Temporal range: Late Pleistocene to Holocene
Elephas falconeri Busk, 1867
Palaeoloxodon falconeri (also known as Elephas falconeri, or more commonly as the Pygmy Elephant) is an extinct Siculo-Maltese species of elephant closely related to the modern Asian elephant. In 1867, George Busk had proposed the species Elephas falconeri for many of the smallest molars selected from the material originally ascribed by Hugh Falconer to Palaeoloxodon melitensis. This island-bound elephant was an example of insular dwarfism, with an adult male specimen MPUR/V n1 measured 96.5 centimetres (3 ft 2.0 in) in shoulder height and weighed about 305 kilograms (672 lb), and an adult female specimen MPUR/V n2 measured 80 centimetres (2 ft 7.5 in) in shoulder height and weighed about 168 kilograms (370 lb). P. falconeri's ancestors most likely reached the Mediterranean islands during the ice age when the sea levels were lower, allowing a land bridge from the mainland.[a]
The belief in Cyclopes may be originated in P. falconeri skulls found in Sicily. As early as the 14th century, scholars had noted that the nasal cavity could be mistaken for a singular giant eye socket.
- During the peak of the last ice age, (about 18,000 years ago) the mean Sea Level was 110 meters below the present level.

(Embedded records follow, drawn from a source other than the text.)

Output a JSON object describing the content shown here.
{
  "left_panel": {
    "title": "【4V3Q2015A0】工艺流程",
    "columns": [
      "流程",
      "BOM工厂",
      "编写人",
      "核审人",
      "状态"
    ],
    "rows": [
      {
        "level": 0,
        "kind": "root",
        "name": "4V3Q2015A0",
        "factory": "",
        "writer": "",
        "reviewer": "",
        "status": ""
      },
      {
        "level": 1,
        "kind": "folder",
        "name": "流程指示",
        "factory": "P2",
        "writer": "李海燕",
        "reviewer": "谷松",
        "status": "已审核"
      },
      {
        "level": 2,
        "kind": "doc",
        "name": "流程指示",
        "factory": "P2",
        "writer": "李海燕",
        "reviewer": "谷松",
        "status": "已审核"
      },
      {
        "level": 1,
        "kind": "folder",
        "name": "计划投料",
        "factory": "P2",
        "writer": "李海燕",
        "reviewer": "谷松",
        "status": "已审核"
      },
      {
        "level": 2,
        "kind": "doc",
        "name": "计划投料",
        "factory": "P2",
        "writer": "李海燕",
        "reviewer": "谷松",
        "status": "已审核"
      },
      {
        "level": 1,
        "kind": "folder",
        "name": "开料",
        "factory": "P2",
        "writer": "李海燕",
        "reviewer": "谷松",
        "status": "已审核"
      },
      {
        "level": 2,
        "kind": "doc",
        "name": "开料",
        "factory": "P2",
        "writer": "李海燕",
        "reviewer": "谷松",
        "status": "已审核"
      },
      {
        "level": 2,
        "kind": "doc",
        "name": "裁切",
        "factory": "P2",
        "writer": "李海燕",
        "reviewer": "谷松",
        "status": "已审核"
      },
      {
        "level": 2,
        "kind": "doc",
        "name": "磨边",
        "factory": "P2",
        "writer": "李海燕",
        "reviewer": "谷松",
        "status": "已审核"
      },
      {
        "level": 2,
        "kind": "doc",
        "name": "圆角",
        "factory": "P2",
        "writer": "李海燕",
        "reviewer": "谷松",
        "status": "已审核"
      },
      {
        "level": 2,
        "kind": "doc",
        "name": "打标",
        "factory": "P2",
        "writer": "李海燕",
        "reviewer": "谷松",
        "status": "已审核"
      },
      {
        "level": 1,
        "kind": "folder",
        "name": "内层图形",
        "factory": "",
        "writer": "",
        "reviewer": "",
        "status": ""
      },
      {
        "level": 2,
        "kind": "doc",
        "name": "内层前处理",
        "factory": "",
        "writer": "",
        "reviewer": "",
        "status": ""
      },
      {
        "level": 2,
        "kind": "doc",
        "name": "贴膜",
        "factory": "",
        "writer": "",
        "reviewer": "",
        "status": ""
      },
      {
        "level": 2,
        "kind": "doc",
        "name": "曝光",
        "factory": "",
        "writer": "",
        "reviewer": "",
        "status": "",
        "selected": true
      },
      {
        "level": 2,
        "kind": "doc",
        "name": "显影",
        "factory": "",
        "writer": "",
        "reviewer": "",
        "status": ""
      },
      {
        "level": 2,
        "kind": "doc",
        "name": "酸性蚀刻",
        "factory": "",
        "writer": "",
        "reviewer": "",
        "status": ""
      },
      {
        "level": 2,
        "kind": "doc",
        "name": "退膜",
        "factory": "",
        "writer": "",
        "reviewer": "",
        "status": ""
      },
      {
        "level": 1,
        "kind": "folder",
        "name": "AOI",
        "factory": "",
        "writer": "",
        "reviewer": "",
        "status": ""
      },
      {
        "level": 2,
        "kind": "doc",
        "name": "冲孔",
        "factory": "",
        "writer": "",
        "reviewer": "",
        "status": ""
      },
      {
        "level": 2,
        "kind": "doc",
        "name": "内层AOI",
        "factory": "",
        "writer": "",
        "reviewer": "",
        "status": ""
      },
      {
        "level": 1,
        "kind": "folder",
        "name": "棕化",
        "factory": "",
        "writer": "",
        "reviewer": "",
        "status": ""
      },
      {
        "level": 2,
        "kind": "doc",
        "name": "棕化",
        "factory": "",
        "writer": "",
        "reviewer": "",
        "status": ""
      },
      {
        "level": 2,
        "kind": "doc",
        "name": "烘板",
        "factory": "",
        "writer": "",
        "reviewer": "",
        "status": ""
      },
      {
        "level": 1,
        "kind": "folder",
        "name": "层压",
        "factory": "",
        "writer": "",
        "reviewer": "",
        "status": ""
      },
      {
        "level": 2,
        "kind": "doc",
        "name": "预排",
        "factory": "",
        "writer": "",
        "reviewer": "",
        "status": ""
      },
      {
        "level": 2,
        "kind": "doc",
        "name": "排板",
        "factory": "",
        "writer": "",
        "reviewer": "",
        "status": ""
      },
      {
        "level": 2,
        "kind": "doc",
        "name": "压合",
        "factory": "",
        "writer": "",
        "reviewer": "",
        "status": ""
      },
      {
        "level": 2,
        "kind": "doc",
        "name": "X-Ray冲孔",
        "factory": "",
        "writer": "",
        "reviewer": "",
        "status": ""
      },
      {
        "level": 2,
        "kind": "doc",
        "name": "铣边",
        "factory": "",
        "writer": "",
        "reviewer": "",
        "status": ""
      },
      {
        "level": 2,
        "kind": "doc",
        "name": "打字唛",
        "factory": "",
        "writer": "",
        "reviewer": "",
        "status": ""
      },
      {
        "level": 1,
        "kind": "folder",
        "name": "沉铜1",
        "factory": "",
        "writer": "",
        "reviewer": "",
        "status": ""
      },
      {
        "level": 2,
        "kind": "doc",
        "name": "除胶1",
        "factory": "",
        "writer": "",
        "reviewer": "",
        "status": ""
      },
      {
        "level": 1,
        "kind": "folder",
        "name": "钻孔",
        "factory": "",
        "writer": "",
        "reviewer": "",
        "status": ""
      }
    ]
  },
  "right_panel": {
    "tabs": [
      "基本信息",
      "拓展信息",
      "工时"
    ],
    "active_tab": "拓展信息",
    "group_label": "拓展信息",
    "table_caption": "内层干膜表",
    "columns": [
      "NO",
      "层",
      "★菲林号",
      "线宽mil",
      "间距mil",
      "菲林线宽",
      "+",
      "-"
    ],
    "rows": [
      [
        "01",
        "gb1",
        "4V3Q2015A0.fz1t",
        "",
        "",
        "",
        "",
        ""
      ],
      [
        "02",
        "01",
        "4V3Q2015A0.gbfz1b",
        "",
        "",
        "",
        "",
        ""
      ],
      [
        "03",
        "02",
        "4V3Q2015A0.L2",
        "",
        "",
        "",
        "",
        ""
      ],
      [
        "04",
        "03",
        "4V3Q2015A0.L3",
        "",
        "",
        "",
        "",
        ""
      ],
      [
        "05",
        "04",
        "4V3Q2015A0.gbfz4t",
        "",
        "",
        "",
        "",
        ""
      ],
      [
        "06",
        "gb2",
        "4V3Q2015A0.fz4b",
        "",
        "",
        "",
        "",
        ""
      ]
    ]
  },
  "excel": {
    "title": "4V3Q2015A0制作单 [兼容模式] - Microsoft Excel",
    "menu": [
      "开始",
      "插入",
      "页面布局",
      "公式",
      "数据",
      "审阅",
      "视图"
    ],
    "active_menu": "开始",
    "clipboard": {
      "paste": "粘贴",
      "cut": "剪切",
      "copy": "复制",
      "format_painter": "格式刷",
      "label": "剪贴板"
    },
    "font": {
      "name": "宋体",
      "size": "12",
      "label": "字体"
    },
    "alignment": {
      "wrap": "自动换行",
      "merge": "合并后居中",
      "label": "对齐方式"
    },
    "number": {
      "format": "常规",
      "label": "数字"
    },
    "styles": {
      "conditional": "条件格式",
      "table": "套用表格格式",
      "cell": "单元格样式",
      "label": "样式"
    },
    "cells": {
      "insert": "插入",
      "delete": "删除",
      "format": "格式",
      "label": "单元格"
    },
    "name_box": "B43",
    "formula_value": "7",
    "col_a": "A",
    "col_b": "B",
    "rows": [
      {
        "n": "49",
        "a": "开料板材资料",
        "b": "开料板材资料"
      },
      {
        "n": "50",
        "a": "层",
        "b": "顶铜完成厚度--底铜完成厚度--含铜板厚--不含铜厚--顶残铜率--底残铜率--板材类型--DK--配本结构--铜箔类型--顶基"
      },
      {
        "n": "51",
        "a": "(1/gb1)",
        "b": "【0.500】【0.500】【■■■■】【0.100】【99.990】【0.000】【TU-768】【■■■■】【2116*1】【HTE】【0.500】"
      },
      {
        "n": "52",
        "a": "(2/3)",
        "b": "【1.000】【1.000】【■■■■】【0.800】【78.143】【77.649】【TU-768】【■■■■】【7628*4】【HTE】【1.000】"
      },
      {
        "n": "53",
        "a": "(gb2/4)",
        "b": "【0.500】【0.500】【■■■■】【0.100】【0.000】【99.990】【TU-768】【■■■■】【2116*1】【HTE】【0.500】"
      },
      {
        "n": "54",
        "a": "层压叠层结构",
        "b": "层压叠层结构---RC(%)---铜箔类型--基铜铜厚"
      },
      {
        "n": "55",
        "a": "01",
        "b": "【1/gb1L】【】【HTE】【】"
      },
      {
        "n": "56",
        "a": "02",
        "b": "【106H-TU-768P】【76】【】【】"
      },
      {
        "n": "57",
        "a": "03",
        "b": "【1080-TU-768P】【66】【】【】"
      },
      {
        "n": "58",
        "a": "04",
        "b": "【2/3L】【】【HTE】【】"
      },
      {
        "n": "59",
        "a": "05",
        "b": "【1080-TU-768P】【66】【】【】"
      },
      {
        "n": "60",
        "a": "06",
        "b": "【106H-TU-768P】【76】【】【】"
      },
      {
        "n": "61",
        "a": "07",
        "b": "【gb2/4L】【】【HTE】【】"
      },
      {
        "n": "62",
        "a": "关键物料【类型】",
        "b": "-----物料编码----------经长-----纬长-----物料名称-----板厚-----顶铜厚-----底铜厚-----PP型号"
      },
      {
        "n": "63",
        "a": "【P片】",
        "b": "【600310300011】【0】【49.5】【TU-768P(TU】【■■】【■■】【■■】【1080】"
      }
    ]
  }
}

- Busk, G. (1867). Description of the remains of three extinct species of elephant, collected by Capt. Spratt, C.B.R.N., in the ossiferous cavern of Zebbug, in the island of Malta. Transactions of the Zoological Society of London, 6: 227–306.
- Palombo, M.R. (2001). Endemic elephants of the Mediterranean Islands: knowledge, problems and perspectives. The World of Elephants, Proceedings of the 1st International Congress (October 16–20, 2001, Rome): 486–491.
- "Body Size, Biology and Encephalization Quotient of Palaeoloxodon ex gr. P. falconeri from Spinagallo Cave (Hyblean plateau, Sicily)"
- "GLOBE: A Gallery of High Resolution Images". National Geophysical Data Center (NGDC). NOAA. Retrieved 17 June 2014.
- "Cyclops". Greek and Roman Mythology. (Mobile). Boston: MobileReference.com. 2007. ISBN 9781605010915.[dead link]
- "Greek Giants". American Museum of Natural History. Retrieved 15 June 2014.